Jace Frederick / St. Paul Pioneer Press
MINNEAPOLIS — Fresh off their first playoff appearance since 2004, the Timberwolves are on an upward trajectory in the Western Conference, looking to build on last season's successes with a largely veteran core that also features a couple of bright young pieces. If only things were that simple. The drama that engulfed the franchise this offseason has followed Minnesota into training camp, which starts Tuesday, leaving far more questions than optimism at the season's outset. Here are a few of the Timberwolves' most pressing issues:
EAGAN, Minn.—Among the many things Kirk Cousins showed last Sunday in Green Bay was an ability to sit in the pocket. While the Vikings' offensive line stood up relatively well against the Packers' pass rush, there were a few times Cousins had to stand tall in the face of a rush and wait for a play to develop before firing away. The one that stands out was the pinpoint touchdown pass Cousins threw to Adam Thielen in the final minute of regulation, a throw Cousins got off just before his legs were taken out.
EAGAN, Minn.—Lost in Kirk Cousins' dazzling 425-yard, four-touchdown performance Sunday in Green Bay was another feeble rushing performance. Minnesota rushed 18 times for just 68 yards in its tie with the Packers. The Vikings' longest run was a whopping nine yards. Through two games, Minnesota is 22nd in rushing yards per game (92), tied for 23rd in yards per carry (3.7) and is one of 10 teams yet to record a 20-plus yard carry.
Jimmy Butler has requested a trade from the Minnesota Timberwolves, a source confirmed to the Pioneer Press. The Athletic was the first to report Butler’s request. Butler made the request Tuesday in a much-anticipated meeting in Los Angeles with Wolves’ coach Tom Thibodeau. The All-NBA’s wing’s request comes six days before the start of Timberwolves’ training camp, and five days before the team’s media day, placing the team in a tight spot this late in the offseason.
EAGAN, Minn. — A lifelong fan of football and its traditions, Kyle Rudolph had to go vertical after scoring his first touchdown at storied Lambeau Field in 2012. The Vikings tight end reeled in a seven-yard scoring strike from Christian Ponder, then turned and headed straight for the stands. Rudolph spotted a few Vikings fans and deemed that to be a safe spot to elevate for his attempt at the legendary Lambeau Leap. Not so much. "Yeah, they didn't like that too much," Rudolph said.
MINNEAPOLIS — Josh Okogie received some love in the NBA's annual Rookie Survey, The Timberwolves' first-round pick finished third among all rookies in voting in questions asking who's the most athletic rookie and who's the best defender in the 2018 draft class. But for the big questions, the ones that matter most, he went unmentioned. When players were asked who will win Rookie of the Year, Okogie didn't receive a single vote.
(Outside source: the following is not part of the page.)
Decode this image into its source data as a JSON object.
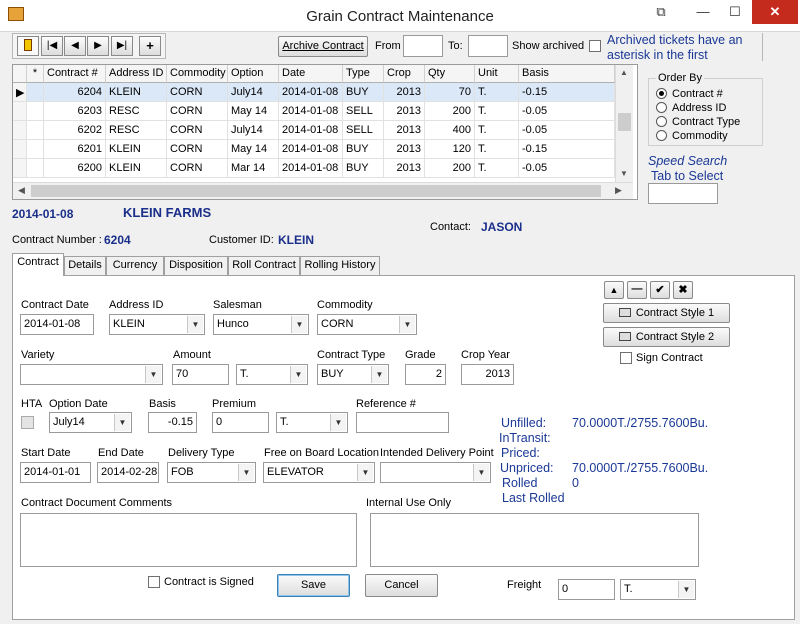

Same goes for the question asking which member of this draft class will have the best NBA career.
MINNEAPOLIS — Former Lynx assistant coach Jim Petersen used to send Lindsay Whalen the same message almost daily when things would get difficult. "Never underestimate the heart of a champion," the texts read. "Really, that helped me get through a lot of times," Whalen said last week, "Because it's true. Once you've won and you know what it takes, you never count a group out that's done it and done it so well like we have."
MINNEAPOLIS — Lindsay Whalen managed to withhold tears from her news conference last week in which the point guard announced her retirement from professional basketball, effective at the end of the Lynx's 2018 season. Her coach wasn't quite so successful. Event emcee John Focke hadn't finished listing Whalen's laundry list of accomplishments and Cheryl Reeve was already sobbing. "I thought I'd make it a bit longer," Reeve joked when she got in front of the mic. But the coach wasn't surprised in the slightest that she was the one to tear up. Neither was Whalen.
MINNEAPOLIS — James Nunnally officially signed his two-year deal with the Timberwolves on Wednesday, Aug. 8, fulfilling a goal he was in no way chasing. Nunnally played 13 NBA games during the 2013-14 season before taking his career overseas, but he wasn't fixated on trying to get back to the association.
MINNEAPOLIS — The Timberwolves have searched high and low this offseason for wing players who can both defend and hit the 3-point shot. Their latest find spent the past few seasons in Europe. Minnesota agreed to a two-year, partially-guaranteed deal with James Nunnally, a source confirmed to the Pioneer Press. The deal was first reported by Yahoo! Sports. Nunnally, who got married less than two weeks ago, is flying into Minnesota on Tuesday to take a physical and eventually sign his contract.